- WHAT THE EXERCISE ASKS -
Each line of the records below that contains "name" needs to be copied.

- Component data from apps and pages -
◆ ◆ ◆ ◆ ◆ ◆ ◆
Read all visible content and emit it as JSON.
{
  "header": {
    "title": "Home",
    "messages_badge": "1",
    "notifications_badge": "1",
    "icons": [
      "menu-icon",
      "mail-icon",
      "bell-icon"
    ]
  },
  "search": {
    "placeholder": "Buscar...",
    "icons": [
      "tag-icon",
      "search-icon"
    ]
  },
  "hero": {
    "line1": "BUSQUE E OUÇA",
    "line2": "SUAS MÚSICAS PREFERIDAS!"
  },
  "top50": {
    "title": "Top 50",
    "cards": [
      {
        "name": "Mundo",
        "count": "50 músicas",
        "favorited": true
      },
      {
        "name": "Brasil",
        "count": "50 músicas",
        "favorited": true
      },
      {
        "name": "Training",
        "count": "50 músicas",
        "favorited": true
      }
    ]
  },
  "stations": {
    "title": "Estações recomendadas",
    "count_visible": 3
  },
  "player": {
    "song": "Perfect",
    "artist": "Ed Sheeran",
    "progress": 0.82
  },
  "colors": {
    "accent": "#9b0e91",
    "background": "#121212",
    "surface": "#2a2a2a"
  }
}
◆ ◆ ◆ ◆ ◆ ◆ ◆
- ANSWER SPACE -
        "name": "Mundo",
        "name": "Brasil",
        "name": "Training",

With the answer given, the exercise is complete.